Big-ticket electronics, such as televisions, computers and gaming consoles, are at the top of many holiday wish lists. While safety may not be the first thing that comes to mind when shopping the holiday sales, purchasing, installing, and operating these items safely protects not only this expensive equipment, but also the entire home.
Surges are sudden and unwanted increases in voltage that can damage, degrade, or destroy the sensitive electronic equipment in your home. A surge protector is designed to protect your computer, television, and other valuable electronic equipment from power surges. The standard voltage in most outlets in U.S. homes is 120 volts. If the voltage rises above 120 volts, a surge protector helps prevent the increase from ruining your device and its components. Surge protectors are best paired with televisions, computers, stereos, and other electronics that have delicate circuitry.
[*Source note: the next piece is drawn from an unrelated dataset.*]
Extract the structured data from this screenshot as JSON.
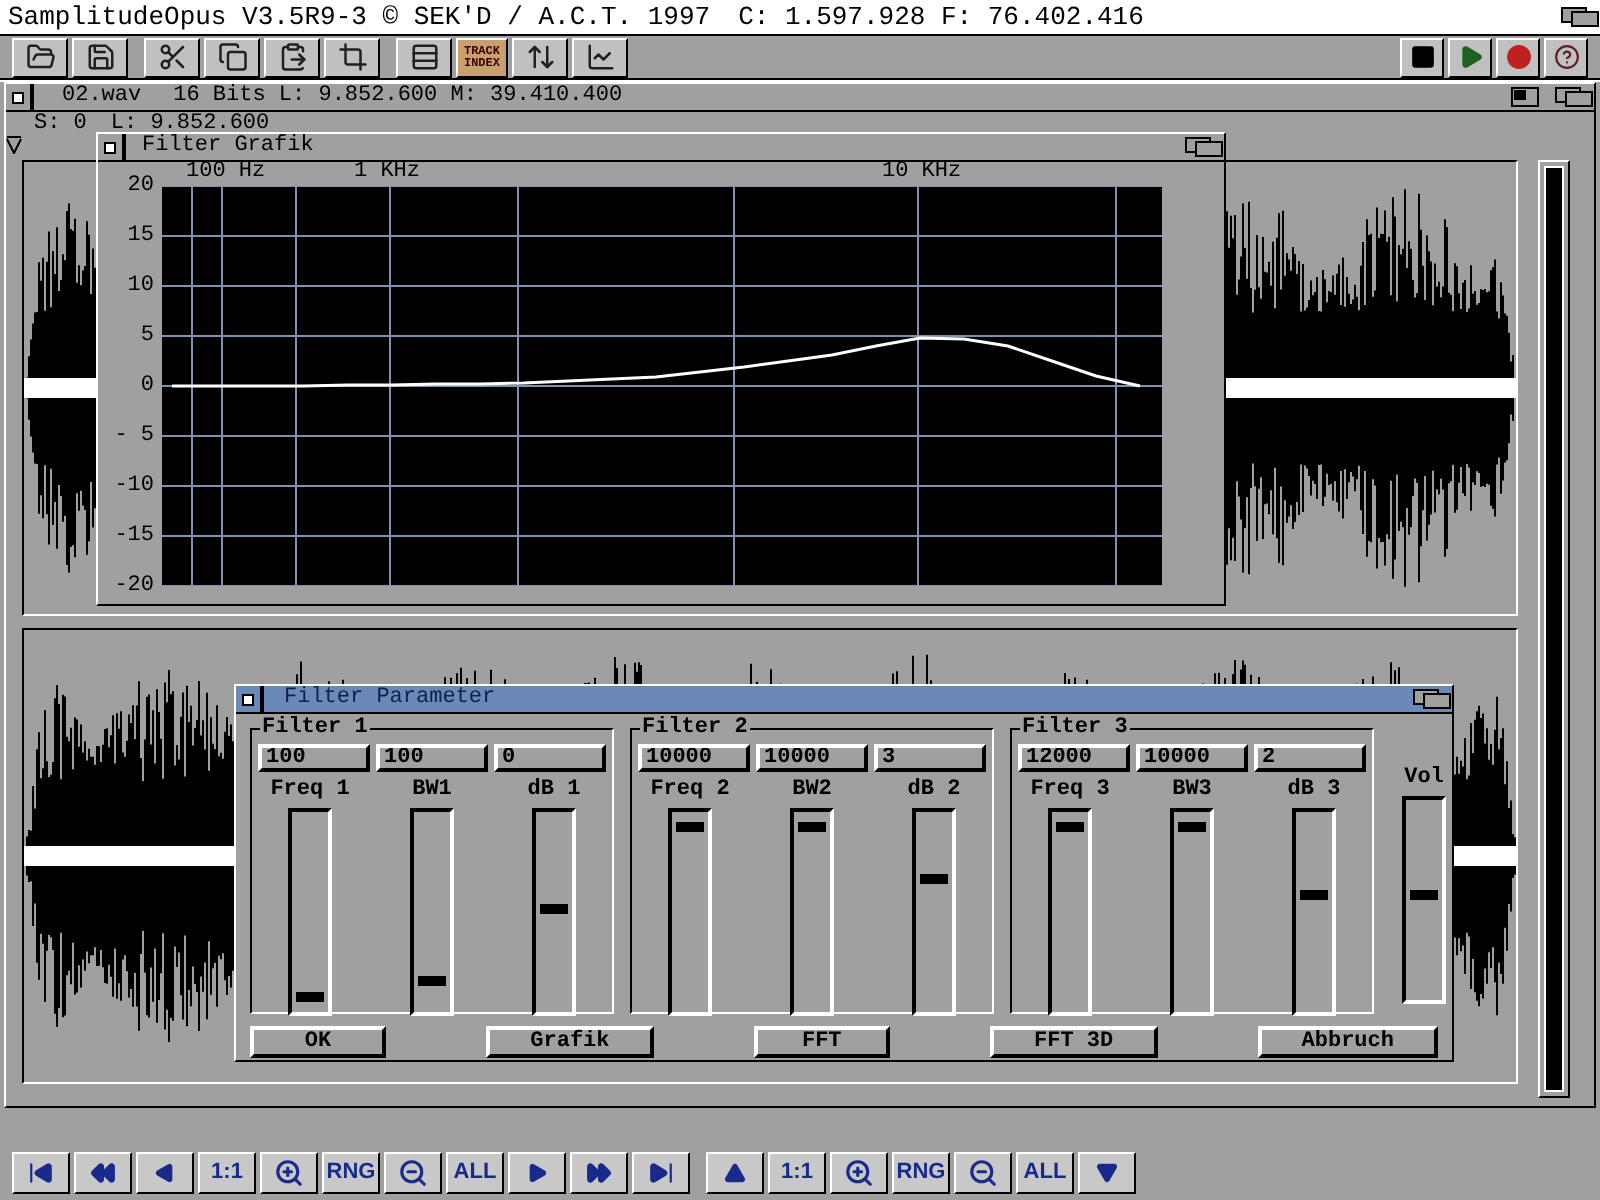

Remember that while surge protectors protect equipment from surges, they do not protect from the potential hazards of an overloaded circuit. Make sure the electrical load does not exceed the capacity for the circuit.
Extension cords provide a convenient solution for delivering power right where it’s needed, but improper use can have tragic consequences. The U.S. Consumer Product Safety Commission estimates that about 3,300 home fires start from extension cords each year, killing and injuring more than 300 people. In addition, nearly 4,000 people are treated in hospital emergency rooms each year for non-fire related extension cord injuries. Minimize the risks by taking simple safety precautions.
Although surge protectors and power strips both allow you to plug several devices in one location, it is important for consumers to understand that they are not interchangeable. A true surge protector includes internal components that divert or suppress the extra current from surges, protecting your valuable electronics from electrical spikes, while a power strip simply provides more outlets for a circuit.